_Activity_:
Copy out each line below exactly as it appears.

_Element data from apps and pages_:
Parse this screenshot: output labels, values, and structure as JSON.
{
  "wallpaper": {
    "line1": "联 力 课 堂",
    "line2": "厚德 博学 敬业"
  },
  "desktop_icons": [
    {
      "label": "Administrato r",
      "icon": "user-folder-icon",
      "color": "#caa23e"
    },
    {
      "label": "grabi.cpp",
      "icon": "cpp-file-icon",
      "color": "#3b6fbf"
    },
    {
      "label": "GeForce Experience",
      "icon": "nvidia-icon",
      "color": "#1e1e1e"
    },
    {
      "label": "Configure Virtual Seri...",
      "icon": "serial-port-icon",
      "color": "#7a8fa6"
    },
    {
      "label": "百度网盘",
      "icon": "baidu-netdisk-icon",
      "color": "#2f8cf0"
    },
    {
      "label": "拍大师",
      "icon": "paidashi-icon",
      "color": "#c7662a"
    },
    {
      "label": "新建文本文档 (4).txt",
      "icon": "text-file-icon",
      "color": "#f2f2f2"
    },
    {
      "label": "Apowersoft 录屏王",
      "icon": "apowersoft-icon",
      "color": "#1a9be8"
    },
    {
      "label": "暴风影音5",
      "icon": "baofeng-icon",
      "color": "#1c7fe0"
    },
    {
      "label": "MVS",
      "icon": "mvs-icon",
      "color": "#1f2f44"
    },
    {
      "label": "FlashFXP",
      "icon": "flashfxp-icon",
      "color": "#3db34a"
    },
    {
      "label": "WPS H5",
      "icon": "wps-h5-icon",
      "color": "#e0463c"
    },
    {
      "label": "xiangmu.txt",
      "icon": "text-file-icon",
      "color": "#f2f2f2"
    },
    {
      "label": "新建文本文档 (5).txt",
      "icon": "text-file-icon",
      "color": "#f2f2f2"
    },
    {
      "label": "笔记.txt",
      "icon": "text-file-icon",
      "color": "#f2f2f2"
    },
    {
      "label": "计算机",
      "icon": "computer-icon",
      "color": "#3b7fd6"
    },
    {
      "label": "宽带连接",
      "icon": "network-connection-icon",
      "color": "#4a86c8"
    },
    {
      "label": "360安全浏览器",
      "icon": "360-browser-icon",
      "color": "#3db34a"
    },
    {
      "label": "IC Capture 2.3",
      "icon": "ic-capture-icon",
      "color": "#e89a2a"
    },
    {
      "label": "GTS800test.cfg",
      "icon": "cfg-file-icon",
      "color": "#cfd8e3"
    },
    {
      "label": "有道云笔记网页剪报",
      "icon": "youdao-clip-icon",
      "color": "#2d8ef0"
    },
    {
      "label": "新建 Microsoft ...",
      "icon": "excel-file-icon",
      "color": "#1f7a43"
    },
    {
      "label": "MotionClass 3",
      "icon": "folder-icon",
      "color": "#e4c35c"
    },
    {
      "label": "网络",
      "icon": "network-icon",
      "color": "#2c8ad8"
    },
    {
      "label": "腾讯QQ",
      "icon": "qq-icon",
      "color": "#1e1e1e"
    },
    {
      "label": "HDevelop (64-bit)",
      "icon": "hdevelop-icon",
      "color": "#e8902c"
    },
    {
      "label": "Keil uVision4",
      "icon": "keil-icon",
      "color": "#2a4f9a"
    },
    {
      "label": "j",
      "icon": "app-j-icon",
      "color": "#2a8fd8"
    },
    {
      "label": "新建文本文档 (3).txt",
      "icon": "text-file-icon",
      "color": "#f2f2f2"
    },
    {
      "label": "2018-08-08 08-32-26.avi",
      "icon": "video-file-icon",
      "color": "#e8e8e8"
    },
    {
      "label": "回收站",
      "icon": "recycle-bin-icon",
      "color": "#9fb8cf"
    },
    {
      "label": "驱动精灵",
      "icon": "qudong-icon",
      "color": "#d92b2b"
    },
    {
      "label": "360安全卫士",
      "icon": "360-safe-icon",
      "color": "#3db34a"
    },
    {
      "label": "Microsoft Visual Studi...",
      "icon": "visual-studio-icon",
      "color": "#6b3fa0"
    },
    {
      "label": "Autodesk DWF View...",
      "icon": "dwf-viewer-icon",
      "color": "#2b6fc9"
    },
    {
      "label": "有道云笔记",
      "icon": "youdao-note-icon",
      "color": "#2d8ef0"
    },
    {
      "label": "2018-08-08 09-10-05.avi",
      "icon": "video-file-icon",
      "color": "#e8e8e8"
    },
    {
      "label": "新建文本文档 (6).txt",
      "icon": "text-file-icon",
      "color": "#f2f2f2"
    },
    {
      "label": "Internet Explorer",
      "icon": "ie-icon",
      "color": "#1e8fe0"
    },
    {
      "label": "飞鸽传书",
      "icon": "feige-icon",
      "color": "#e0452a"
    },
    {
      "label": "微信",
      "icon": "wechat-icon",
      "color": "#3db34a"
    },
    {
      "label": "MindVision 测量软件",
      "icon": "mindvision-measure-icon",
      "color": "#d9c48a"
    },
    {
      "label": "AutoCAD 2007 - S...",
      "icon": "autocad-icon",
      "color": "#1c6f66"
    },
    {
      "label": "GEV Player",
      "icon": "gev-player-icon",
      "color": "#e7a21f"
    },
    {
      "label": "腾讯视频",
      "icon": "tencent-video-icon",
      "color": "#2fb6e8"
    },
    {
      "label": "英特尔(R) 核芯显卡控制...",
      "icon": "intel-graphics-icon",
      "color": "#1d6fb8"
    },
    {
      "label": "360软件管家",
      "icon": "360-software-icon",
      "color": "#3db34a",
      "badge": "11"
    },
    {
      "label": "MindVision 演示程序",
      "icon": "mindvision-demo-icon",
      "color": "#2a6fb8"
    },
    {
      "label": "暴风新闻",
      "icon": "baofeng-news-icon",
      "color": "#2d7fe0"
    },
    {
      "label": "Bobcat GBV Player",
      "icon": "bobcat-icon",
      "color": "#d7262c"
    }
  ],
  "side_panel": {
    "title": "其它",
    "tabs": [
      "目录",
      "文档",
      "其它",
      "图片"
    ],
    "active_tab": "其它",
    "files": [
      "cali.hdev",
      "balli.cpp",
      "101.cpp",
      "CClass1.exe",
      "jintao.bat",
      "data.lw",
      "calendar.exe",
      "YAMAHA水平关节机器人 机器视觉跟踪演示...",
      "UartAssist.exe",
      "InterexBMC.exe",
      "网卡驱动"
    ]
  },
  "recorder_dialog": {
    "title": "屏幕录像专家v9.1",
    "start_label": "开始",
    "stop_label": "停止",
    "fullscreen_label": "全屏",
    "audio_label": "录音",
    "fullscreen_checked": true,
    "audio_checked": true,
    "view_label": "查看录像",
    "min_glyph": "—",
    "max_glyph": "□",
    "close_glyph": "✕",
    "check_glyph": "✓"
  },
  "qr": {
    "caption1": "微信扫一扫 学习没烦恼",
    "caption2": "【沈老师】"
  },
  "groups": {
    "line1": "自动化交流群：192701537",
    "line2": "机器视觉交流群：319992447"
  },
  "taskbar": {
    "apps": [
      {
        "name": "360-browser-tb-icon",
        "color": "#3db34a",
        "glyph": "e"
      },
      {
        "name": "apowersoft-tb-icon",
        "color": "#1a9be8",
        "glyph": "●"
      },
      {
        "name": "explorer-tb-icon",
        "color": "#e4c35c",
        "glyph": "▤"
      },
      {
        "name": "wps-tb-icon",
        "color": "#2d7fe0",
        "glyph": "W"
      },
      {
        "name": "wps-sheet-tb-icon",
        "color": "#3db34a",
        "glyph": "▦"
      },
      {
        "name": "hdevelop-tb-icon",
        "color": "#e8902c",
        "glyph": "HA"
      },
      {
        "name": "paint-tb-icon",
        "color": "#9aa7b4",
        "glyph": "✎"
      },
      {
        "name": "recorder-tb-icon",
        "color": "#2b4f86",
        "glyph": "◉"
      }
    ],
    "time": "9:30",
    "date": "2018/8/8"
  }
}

_Your response_:
Parse this screenshot: output labels, values, and structure as JSON.
{
  "wallpaper": {
    "line1": "联 力 课 堂",
    "line2": "厚德 博学 敬业"
  },
  "desktop_icons": [
    {
      "label": "Administrato r",
      "icon": "user-folder-icon",
      "color": "#caa23e"
    },
    {
      "label": "grabi.cpp",
      "icon": "cpp-file-icon",
      "color": "#3b6fbf"
    },
    {
      "label": "GeForce Experience",
      "icon": "nvidia-icon",
      "color": "#1e1e1e"
    },
    {
      "label": "Configure Virtual Seri...",
      "icon": "serial-port-icon",
      "color": "#7a8fa6"
    },
    {
      "label": "百度网盘",
      "icon": "baidu-netdisk-icon",
      "color": "#2f8cf0"
    },
    {
      "label": "拍大师",
      "icon": "paidashi-icon",
      "color": "#c7662a"
    },
    {
      "label": "新建文本文档 (4).txt",
      "icon": "text-file-icon",
      "color": "#f2f2f2"
    },
    {
      "label": "Apowersoft 录屏王",
      "icon": "apowersoft-icon",
      "color": "#1a9be8"
    },
    {
      "label": "暴风影音5",
      "icon": "baofeng-icon",
      "color": "#1c7fe0"
    },
    {
      "label": "MVS",
      "icon": "mvs-icon",
      "color": "#1f2f44"
    },
    {
      "label": "FlashFXP",
      "icon": "flashfxp-icon",
      "color": "#3db34a"
    },
    {
      "label": "WPS H5",
      "icon": "wps-h5-icon",
      "color": "#e0463c"
    },
    {
      "label": "xiangmu.txt",
      "icon": "text-file-icon",
      "color": "#f2f2f2"
    },
    {
      "label": "新建文本文档 (5).txt",
      "icon": "text-file-icon",
      "color": "#f2f2f2"
    },
    {
      "label": "笔记.txt",
      "icon": "text-file-icon",
      "color": "#f2f2f2"
    },
    {
      "label": "计算机",
      "icon": "computer-icon",
      "color": "#3b7fd6"
    },
    {
      "label": "宽带连接",
      "icon": "network-connection-icon",
      "color": "#4a86c8"
    },
    {
      "label": "360安全浏览器",
      "icon": "360-browser-icon",
      "color": "#3db34a"
    },
    {
      "label": "IC Capture 2.3",
      "icon": "ic-capture-icon",
      "color": "#e89a2a"
    },
    {
      "label": "GTS800test.cfg",
      "icon": "cfg-file-icon",
      "color": "#cfd8e3"
    },
    {
      "label": "有道云笔记网页剪报",
      "icon": "youdao-clip-icon",
      "color": "#2d8ef0"
    },
    {
      "label": "新建 Microsoft ...",
      "icon": "excel-file-icon",
      "color": "#1f7a43"
    },
    {
      "label": "MotionClass 3",
      "icon": "folder-icon",
      "color": "#e4c35c"
    },
    {
      "label": "网络",
      "icon": "network-icon",
      "color": "#2c8ad8"
    },
    {
      "label": "腾讯QQ",
      "icon": "qq-icon",
      "color": "#1e1e1e"
    },
    {
      "label": "HDevelop (64-bit)",
      "icon": "hdevelop-icon",
      "color": "#e8902c"
    },
    {
      "label": "Keil uVision4",
      "icon": "keil-icon",
      "color": "#2a4f9a"
    },
    {
      "label": "j",
      "icon": "app-j-icon",
      "color": "#2a8fd8"
    },
    {
      "label": "新建文本文档 (3).txt",
      "icon": "text-file-icon",
      "color": "#f2f2f2"
    },
    {
      "label": "2018-08-08 08-32-26.avi",
      "icon": "video-file-icon",
      "color": "#e8e8e8"
    },
    {
      "label": "回收站",
      "icon": "recycle-bin-icon",
      "color": "#9fb8cf"
    },
    {
      "label": "驱动精灵",
      "icon": "qudong-icon",
      "color": "#d92b2b"
    },
    {
      "label": "360安全卫士",
      "icon": "360-safe-icon",
      "color": "#3db34a"
    },
    {
      "label": "Microsoft Visual Studi...",
      "icon": "visual-studio-icon",
      "color": "#6b3fa0"
    },
    {
      "label": "Autodesk DWF View...",
      "icon": "dwf-viewer-icon",
      "color": "#2b6fc9"
    },
    {
      "label": "有道云笔记",
      "icon": "youdao-note-icon",
      "color": "#2d8ef0"
    },
    {
      "label": "2018-08-08 09-10-05.avi",
      "icon": "video-file-icon",
      "color": "#e8e8e8"
    },
    {
      "label": "新建文本文档 (6).txt",
      "icon": "text-file-icon",
      "color": "#f2f2f2"
    },
    {
      "label": "Internet Explorer",
      "icon": "ie-icon",
      "color": "#1e8fe0"
    },
    {
      "label": "飞鸽传书",
      "icon": "feige-icon",
      "color": "#e0452a"
    },
    {
      "label": "微信",
      "icon": "wechat-icon",
      "color": "#3db34a"
    },
    {
      "label": "MindVision 测量软件",
      "icon": "mindvision-measure-icon",
      "color": "#d9c48a"
    },
    {
      "label": "AutoCAD 2007 - S...",
      "icon": "autocad-icon",
      "color": "#1c6f66"
    },
    {
      "label": "GEV Player",
      "icon": "gev-player-icon",
      "color": "#e7a21f"
    },
    {
      "label": "腾讯视频",
      "icon": "tencent-video-icon",
      "color": "#2fb6e8"
    },
    {
      "label": "英特尔(R) 核芯显卡控制...",
      "icon": "intel-graphics-icon",
      "color": "#1d6fb8"
    },
    {
      "label": "360软件管家",
      "icon": "360-software-icon",
      "color": "#3db34a",
      "badge": "11"
    },
    {
      "label": "MindVision 演示程序",
      "icon": "mindvision-demo-icon",
      "color": "#2a6fb8"
    },
    {
      "label": "暴风新闻",
      "icon": "baofeng-news-icon",
      "color": "#2d7fe0"
    },
    {
      "label": "Bobcat GBV Player",
      "icon": "bobcat-icon",
      "color": "#d7262c"
    }
  ],
  "side_panel": {
    "title": "其它",
    "tabs": [
      "目录",
      "文档",
      "其它",
      "图片"
    ],
    "active_tab": "其它",
    "files": [
      "cali.hdev",
      "balli.cpp",
      "101.cpp",
      "CClass1.exe",
      "jintao.bat",
      "data.lw",
      "calendar.exe",
      "YAMAHA水平关节机器人 机器视觉跟踪演示...",
      "UartAssist.exe",
      "InterexBMC.exe",
      "网卡驱动"
    ]
  },
  "recorder_dialog": {
    "title": "屏幕录像专家v9.1",
    "start_label": "开始",
    "stop_label": "停止",
    "fullscreen_label": "全屏",
    "audio_label": "录音",
    "fullscreen_checked": true,
    "audio_checked": true,
    "view_label": "查看录像",
    "min_glyph": "—",
    "max_glyph": "□",
    "close_glyph": "✕",
    "check_glyph": "✓"
  },
  "qr": {
    "caption1": "微信扫一扫 学习没烦恼",
    "caption2": "【沈老师】"
  },
  "groups": {
    "line1": "自动化交流群：192701537",
    "line2": "机器视觉交流群：319992447"
  },
  "taskbar": {
    "apps": [
      {
        "name": "360-browser-tb-icon",
        "color": "#3db34a",
        "glyph": "e"
      },
      {
        "name": "apowersoft-tb-icon",
        "color": "#1a9be8",
        "glyph": "●"
      },
      {
        "name": "explorer-tb-icon",
        "color": "#e4c35c",
        "glyph": "▤"
      },
      {
        "name": "wps-tb-icon",
        "color": "#2d7fe0",
        "glyph": "W"
      },
      {
        "name": "wps-sheet-tb-icon",
        "color": "#3db34a",
        "glyph": "▦"
      },
      {
        "name": "hdevelop-tb-icon",
        "color": "#e8902c",
        "glyph": "HA"
      },
      {
        "name": "paint-tb-icon",
        "color": "#9aa7b4",
        "glyph": "✎"
      },
      {
        "name": "recorder-tb-icon",
        "color": "#2b4f86",
        "glyph": "◉"
      }
    ],
    "time": "9:30",
    "date": "2018/8/8"
  }
}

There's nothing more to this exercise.